* **Requirement**
Report back each line of the data that contains the word "Make".

* **Records provided**
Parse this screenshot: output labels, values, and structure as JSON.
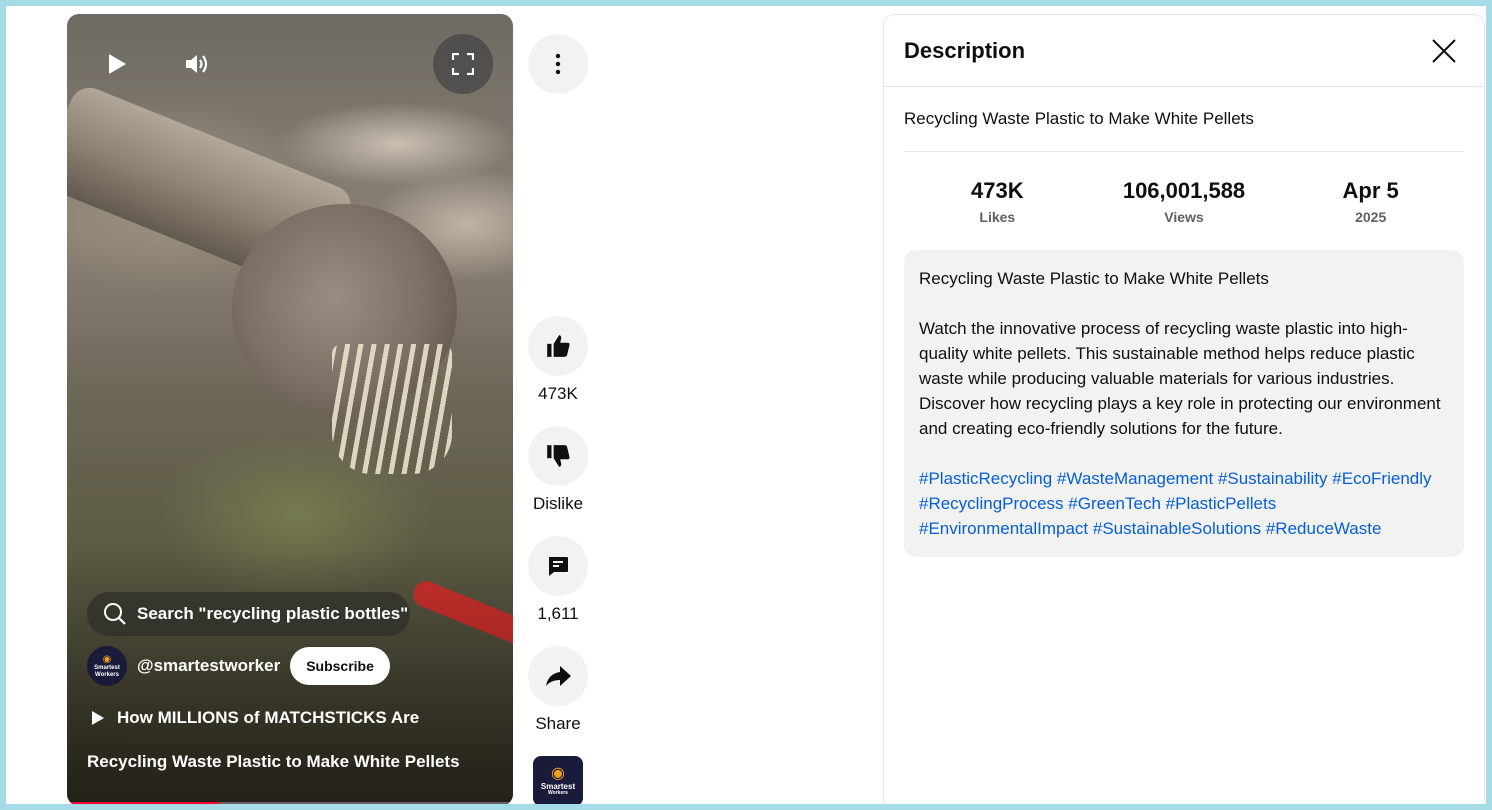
{
  "player": {
    "search_label": "Search \"recycling plastic bottles\"",
    "channel_handle": "@smartestworker",
    "avatar_text": "Smartest",
    "avatar_subtext": "Workers",
    "subscribe_label": "Subscribe",
    "related_video": "How MILLIONS of MATCHSTICKS Are",
    "video_title": "Recycling Waste Plastic to Make White Pellets",
    "progress_fraction": 0.34,
    "progress_color": "#ff0033"
  },
  "actions": {
    "like_count": "473K",
    "dislike_label": "Dislike",
    "comment_count": "1,611",
    "share_label": "Share",
    "channel_thumb_text": "Smartest",
    "channel_thumb_subtext": "Workers"
  },
  "description": {
    "heading": "Description",
    "title": "Recycling Waste Plastic to Make White Pellets",
    "stats": [
      {
        "value": "473K",
        "label": "Likes"
      },
      {
        "value": "106,001,588",
        "label": "Views"
      },
      {
        "value": "Apr 5",
        "label": "2025"
      }
    ],
    "body_title": "Recycling Waste Plastic to Make White Pellets",
    "body_text": "Watch the innovative process of recycling waste plastic into high-quality white pellets. This sustainable method helps reduce plastic waste while producing valuable materials for various industries. Discover how recycling plays a key role in protecting our environment and creating eco-friendly solutions for the future.",
    "hashtags": [
      "#PlasticRecycling",
      "#WasteManagement",
      "#Sustainability",
      "#EcoFriendly",
      "#RecyclingProcess",
      "#GreenTech",
      "#PlasticPellets",
      "#EnvironmentalImpact",
      "#SustainableSolutions",
      "#ReduceWaste"
    ],
    "link_color": "#065fd4"
  }
}
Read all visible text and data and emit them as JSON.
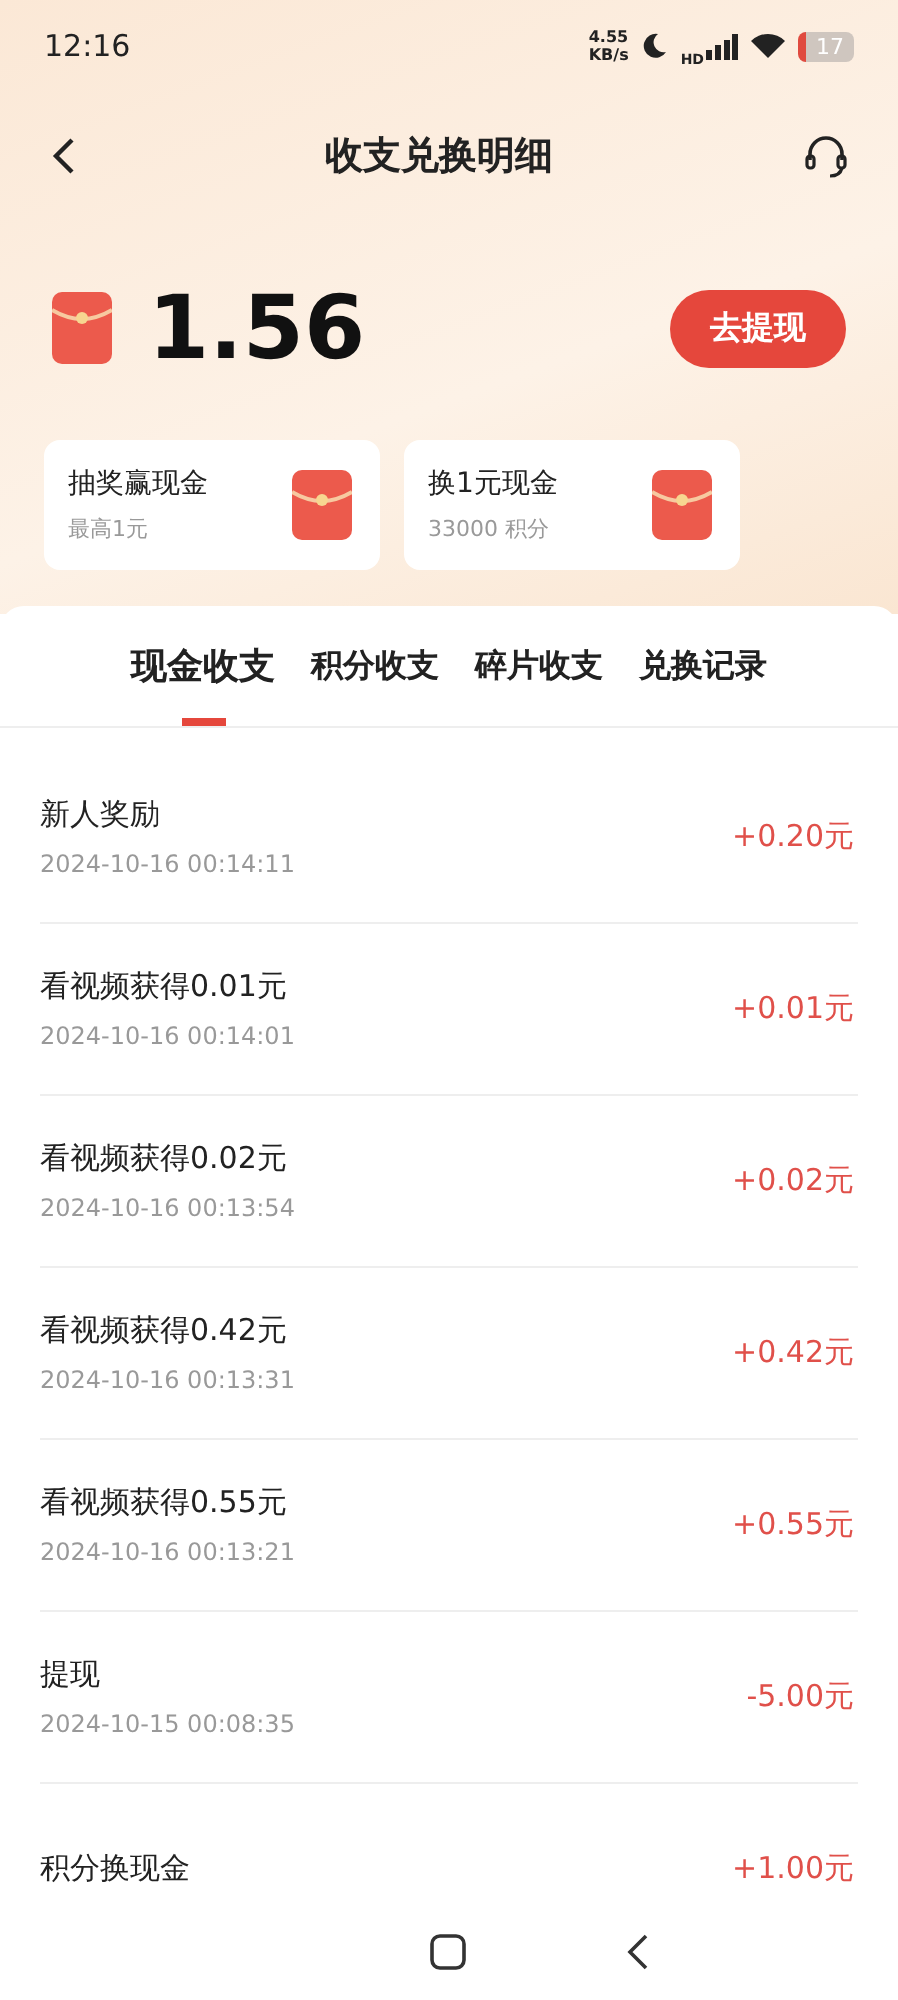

* **Task output**
    "video_title": "Recycling Waste Plastic to Make White Pellets",
    "title": "Recycling Waste Plastic to Make White Pellets",
    "body_title": "Recycling Waste Plastic to Make White Pellets",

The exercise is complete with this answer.